ACCORDING to the Australian Institute of Health and Welfare, almost 6500 women and girls were hospitalised as a result of assault usually perpetrated by a partner or spouse.
Data showed 59% of hospitalised assaults against women and girls across Australia, where the perpetrator was specified, in 2013-14 were committed by spouses or domestic partners.
The most common injuries were to the head, claiming 61% of recorded injuries.
Parents and other family members accounted for nearly half of the remaining cases where the perpetrator was specified.
In about a quarter of cases, the perpetrators of the assault were not recorded in hospital records.
AIHW spokesperson Professor James Harrison said women and girls accounted for less than half the equivalent rate for men hospitalised as a result of assault.
There were 56 cases per 100,000 females compared to 121 cases per 100,000 males, but Prof Harrison said the injury patterns for females were different to those of males.
"The rate of hospitalised assault for women and girls varied by age. It was highest in the 20-34 years age group, at a little over 100 cases per 100,000 women," he said.
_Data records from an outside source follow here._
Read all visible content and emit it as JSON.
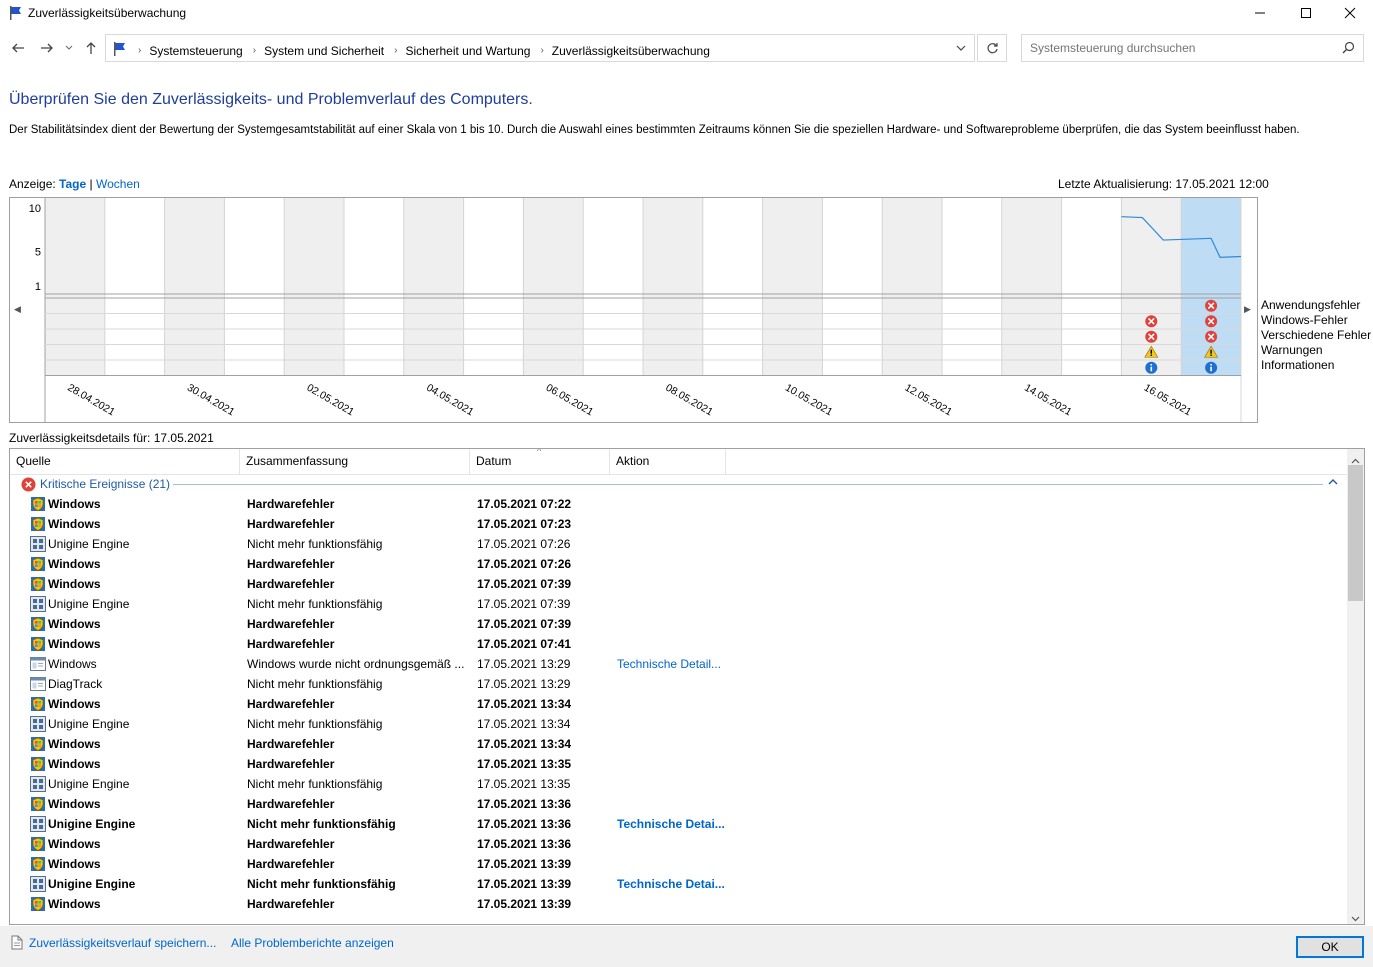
{
  "window": {
    "title": "Zuverlässigkeitsüberwachung",
    "icon": "flag-icon"
  },
  "addressbar": {
    "crumbs": [
      "Systemsteuerung",
      "System und Sicherheit",
      "Sicherheit und Wartung",
      "Zuverlässigkeitsüberwachung"
    ]
  },
  "search": {
    "placeholder": "Systemsteuerung durchsuchen"
  },
  "main": {
    "heading": "Überprüfen Sie den Zuverlässigkeits- und Problemverlauf des Computers.",
    "description": "Der Stabilitätsindex dient der Bewertung der Systemgesamtstabilität auf einer Skala von 1 bis 10. Durch die Auswahl eines bestimmten Zeitraums können Sie die speziellen Hardware- und Softwareprobleme überprüfen, die das System beeinflusst haben.",
    "view_label": "Anzeige:",
    "view_days": "Tage",
    "view_sep": "|",
    "view_weeks": "Wochen",
    "last_update": "Letzte Aktualisierung: 17.05.2021 12:00"
  },
  "chart_data": {
    "type": "line",
    "y_ticks": [
      "10",
      "5",
      "1"
    ],
    "ylim": [
      1,
      10
    ],
    "x_labels": [
      "28.04.2021",
      "30.04.2021",
      "02.05.2021",
      "04.05.2021",
      "06.05.2021",
      "08.05.2021",
      "10.05.2021",
      "12.05.2021",
      "14.05.2021",
      "16.05.2021"
    ],
    "day_count": 20,
    "selected_day_index": 19,
    "stability": [
      {
        "day": 18.0,
        "value": 9.0
      },
      {
        "day": 18.35,
        "value": 8.9
      },
      {
        "day": 18.7,
        "value": 6.3
      },
      {
        "day": 19.5,
        "value": 6.5
      },
      {
        "day": 19.65,
        "value": 4.3
      },
      {
        "day": 20.0,
        "value": 4.4
      }
    ],
    "categories": [
      "Anwendungsfehler",
      "Windows-Fehler",
      "Verschiedene Fehler",
      "Warnungen",
      "Informationen"
    ],
    "events": [
      {
        "day_index": 18,
        "icons": [
          "",
          "error",
          "error",
          "warning",
          "info"
        ]
      },
      {
        "day_index": 19,
        "icons": [
          "error",
          "error",
          "error",
          "warning",
          "info"
        ]
      }
    ]
  },
  "details": {
    "label": "Zuverlässigkeitsdetails für: 17.05.2021",
    "columns": [
      "Quelle",
      "Zusammenfassung",
      "Datum",
      "Aktion"
    ],
    "group": "Kritische Ereignisse (21)",
    "rows": [
      {
        "icon": "windows-shield-icon",
        "source": "Windows",
        "summary": "Hardwarefehler",
        "date": "17.05.2021 07:22",
        "action": "",
        "bold": true
      },
      {
        "icon": "windows-shield-icon",
        "source": "Windows",
        "summary": "Hardwarefehler",
        "date": "17.05.2021 07:23",
        "action": "",
        "bold": true
      },
      {
        "icon": "app-grid-icon",
        "source": "Unigine Engine",
        "summary": "Nicht mehr funktionsfähig",
        "date": "17.05.2021 07:26",
        "action": "",
        "bold": false
      },
      {
        "icon": "windows-shield-icon",
        "source": "Windows",
        "summary": "Hardwarefehler",
        "date": "17.05.2021 07:26",
        "action": "",
        "bold": true
      },
      {
        "icon": "windows-shield-icon",
        "source": "Windows",
        "summary": "Hardwarefehler",
        "date": "17.05.2021 07:39",
        "action": "",
        "bold": true
      },
      {
        "icon": "app-grid-icon",
        "source": "Unigine Engine",
        "summary": "Nicht mehr funktionsfähig",
        "date": "17.05.2021 07:39",
        "action": "",
        "bold": false
      },
      {
        "icon": "windows-shield-icon",
        "source": "Windows",
        "summary": "Hardwarefehler",
        "date": "17.05.2021 07:39",
        "action": "",
        "bold": true
      },
      {
        "icon": "windows-shield-icon",
        "source": "Windows",
        "summary": "Hardwarefehler",
        "date": "17.05.2021 07:41",
        "action": "",
        "bold": true
      },
      {
        "icon": "window-app-icon",
        "source": "Windows",
        "summary": "Windows wurde nicht ordnungsgemäß ...",
        "date": "17.05.2021 13:29",
        "action": "Technische Detail...",
        "bold": false
      },
      {
        "icon": "window-app-icon",
        "source": "DiagTrack",
        "summary": "Nicht mehr funktionsfähig",
        "date": "17.05.2021 13:29",
        "action": "",
        "bold": false
      },
      {
        "icon": "windows-shield-icon",
        "source": "Windows",
        "summary": "Hardwarefehler",
        "date": "17.05.2021 13:34",
        "action": "",
        "bold": true
      },
      {
        "icon": "app-grid-icon",
        "source": "Unigine Engine",
        "summary": "Nicht mehr funktionsfähig",
        "date": "17.05.2021 13:34",
        "action": "",
        "bold": false
      },
      {
        "icon": "windows-shield-icon",
        "source": "Windows",
        "summary": "Hardwarefehler",
        "date": "17.05.2021 13:34",
        "action": "",
        "bold": true
      },
      {
        "icon": "windows-shield-icon",
        "source": "Windows",
        "summary": "Hardwarefehler",
        "date": "17.05.2021 13:35",
        "action": "",
        "bold": true
      },
      {
        "icon": "app-grid-icon",
        "source": "Unigine Engine",
        "summary": "Nicht mehr funktionsfähig",
        "date": "17.05.2021 13:35",
        "action": "",
        "bold": false
      },
      {
        "icon": "windows-shield-icon",
        "source": "Windows",
        "summary": "Hardwarefehler",
        "date": "17.05.2021 13:36",
        "action": "",
        "bold": true
      },
      {
        "icon": "app-grid-icon",
        "source": "Unigine Engine",
        "summary": "Nicht mehr funktionsfähig",
        "date": "17.05.2021 13:36",
        "action": "Technische Detai...",
        "bold": true
      },
      {
        "icon": "windows-shield-icon",
        "source": "Windows",
        "summary": "Hardwarefehler",
        "date": "17.05.2021 13:36",
        "action": "",
        "bold": true
      },
      {
        "icon": "windows-shield-icon",
        "source": "Windows",
        "summary": "Hardwarefehler",
        "date": "17.05.2021 13:39",
        "action": "",
        "bold": true
      },
      {
        "icon": "app-grid-icon",
        "source": "Unigine Engine",
        "summary": "Nicht mehr funktionsfähig",
        "date": "17.05.2021 13:39",
        "action": "Technische Detai...",
        "bold": true
      },
      {
        "icon": "windows-shield-icon",
        "source": "Windows",
        "summary": "Hardwarefehler",
        "date": "17.05.2021 13:39",
        "action": "",
        "bold": true
      }
    ]
  },
  "footer": {
    "save_link": "Zuverlässigkeitsverlauf speichern...",
    "reports_link": "Alle Problemberichte anzeigen",
    "ok_label": "OK"
  },
  "colors": {
    "accent": "#1e3e9a",
    "link": "#0066cc",
    "error": "#e0413a",
    "warning": "#f5c518",
    "info": "#1e6fd0",
    "selected": "#bfdcf5",
    "line": "#2f8ad8"
  }
}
In the 15 years and older age group, 8% of victims were pregnant at the time of the assault.